These kind of videos are a great opportunity to hear a bunch of amps side by side. Exact same guitar, exact same guitarist, and it looks like they’re running each amp into the exact same cab (so they’re all mic’d up the same). The only difference is the amp itself.
And these aren’t aspirational boutique sell-a-kidney amps. These are the kind of amps that you’d be looking at if you want a real valve amp for home and gigging.
Please head over to YouTube to leave a like and a supportive comment if you enjoyed this video.q
Yes, you read that right. JHS has taken the ubiquitous Boss DS-1 and made some crazy mods to it. And then they asked Mike Hermans – one of the top demo guys – to show what this thing can do.
It starts out with an upgraded drive circuit, complete with a three-way toggle switch for different clipping types. That alone would be a great mod in its own right.
Then, they added 3 different synth circuits that you can switch in and out independently … just in case you’re bored with overdrive sounds. Or you just want something that’s batshit 🙂
Please head over to YouTube to leave a like and a supportive comment if you enjoyed Mike’s video.
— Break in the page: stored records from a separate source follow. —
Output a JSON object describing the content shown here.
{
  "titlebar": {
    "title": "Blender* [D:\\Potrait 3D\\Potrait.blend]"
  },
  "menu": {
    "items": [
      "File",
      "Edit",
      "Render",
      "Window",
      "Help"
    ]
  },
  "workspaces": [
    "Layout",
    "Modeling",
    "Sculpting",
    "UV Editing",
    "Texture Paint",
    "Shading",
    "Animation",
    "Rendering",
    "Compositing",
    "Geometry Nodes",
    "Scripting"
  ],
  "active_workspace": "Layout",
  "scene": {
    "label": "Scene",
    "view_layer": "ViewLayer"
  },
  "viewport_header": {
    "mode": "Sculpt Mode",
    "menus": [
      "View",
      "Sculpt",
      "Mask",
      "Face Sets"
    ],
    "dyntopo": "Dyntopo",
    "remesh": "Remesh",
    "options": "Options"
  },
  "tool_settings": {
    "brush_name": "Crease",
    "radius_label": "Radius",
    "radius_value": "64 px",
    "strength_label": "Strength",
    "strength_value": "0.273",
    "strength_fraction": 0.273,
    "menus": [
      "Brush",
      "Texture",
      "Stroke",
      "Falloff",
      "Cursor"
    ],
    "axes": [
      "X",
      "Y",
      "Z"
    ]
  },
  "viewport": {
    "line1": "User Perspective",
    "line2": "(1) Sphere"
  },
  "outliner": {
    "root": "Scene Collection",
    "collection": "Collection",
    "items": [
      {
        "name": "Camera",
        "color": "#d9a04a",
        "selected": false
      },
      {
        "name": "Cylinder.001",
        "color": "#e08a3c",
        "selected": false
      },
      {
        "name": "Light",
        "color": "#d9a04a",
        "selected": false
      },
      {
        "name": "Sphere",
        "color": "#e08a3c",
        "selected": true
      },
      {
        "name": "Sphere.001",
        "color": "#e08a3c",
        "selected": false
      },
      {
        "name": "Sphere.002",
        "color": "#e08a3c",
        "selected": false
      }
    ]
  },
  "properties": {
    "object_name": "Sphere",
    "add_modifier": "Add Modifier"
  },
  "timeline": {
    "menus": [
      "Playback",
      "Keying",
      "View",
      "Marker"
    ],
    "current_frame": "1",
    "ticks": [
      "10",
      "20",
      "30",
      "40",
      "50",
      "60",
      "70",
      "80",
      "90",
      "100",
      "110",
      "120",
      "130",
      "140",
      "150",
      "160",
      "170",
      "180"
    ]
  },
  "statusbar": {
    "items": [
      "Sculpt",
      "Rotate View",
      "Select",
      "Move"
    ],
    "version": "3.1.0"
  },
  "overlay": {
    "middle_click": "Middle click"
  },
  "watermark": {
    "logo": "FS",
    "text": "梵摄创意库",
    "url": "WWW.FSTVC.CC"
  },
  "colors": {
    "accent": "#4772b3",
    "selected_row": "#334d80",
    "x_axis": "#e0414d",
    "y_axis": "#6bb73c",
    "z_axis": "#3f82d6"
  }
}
Over on In The Blues, Shane has posted his demo and review of the new Boss Katana Artist amp.
The Katana Artist is the new top-of-the-line amp in the Katana series from Boss. If I’ve got this right, it’s the same models as the original Katana amps, in a 100W combo platform with a reworked power section – including attenuation – and a better speaker.
I’ve heard the original Katana 50 at gig volumes, and thought it sounded great in person. Katana isn’t trying to be a digital model of other amps. It’s basically it’s own thing, backed with models from Boss’s 40+ years of pedal heritage.
There is a trick to getting the most out of the Katana. Boss modelled the power section to work the same as a tube amp. Run it with the master volume up full, and adjust the channel volume to suit. The Artist’s reworked power section, with the built-in attenuator, should make it even easier to setup even at home tone levels.
Please head over to YouTube to leave a like and a comment if you enjoyed Shane’s video.
Over on the In The Blues YouTube Channel, Shane has posted his latest podcast episode in its new format. This one is all about amps that Shane has recently played.
I thought that my own views on the Kemper echo Shane’s: a great studio tool that doesn’t take pedals at all well. I’ll be writing a lot more about the Kemper soon!
He also covers the PRS J-MOD 100, BOSS Katana Artist, and the Line 6 Helix. I’m always interested in what he has to say about amps. He’s played a lot of gear over the years, and he’s a gigging musician to boot.
Please head over to YouTube to leave a like and a supportive comment if you enjoyed Shane’s podcast video.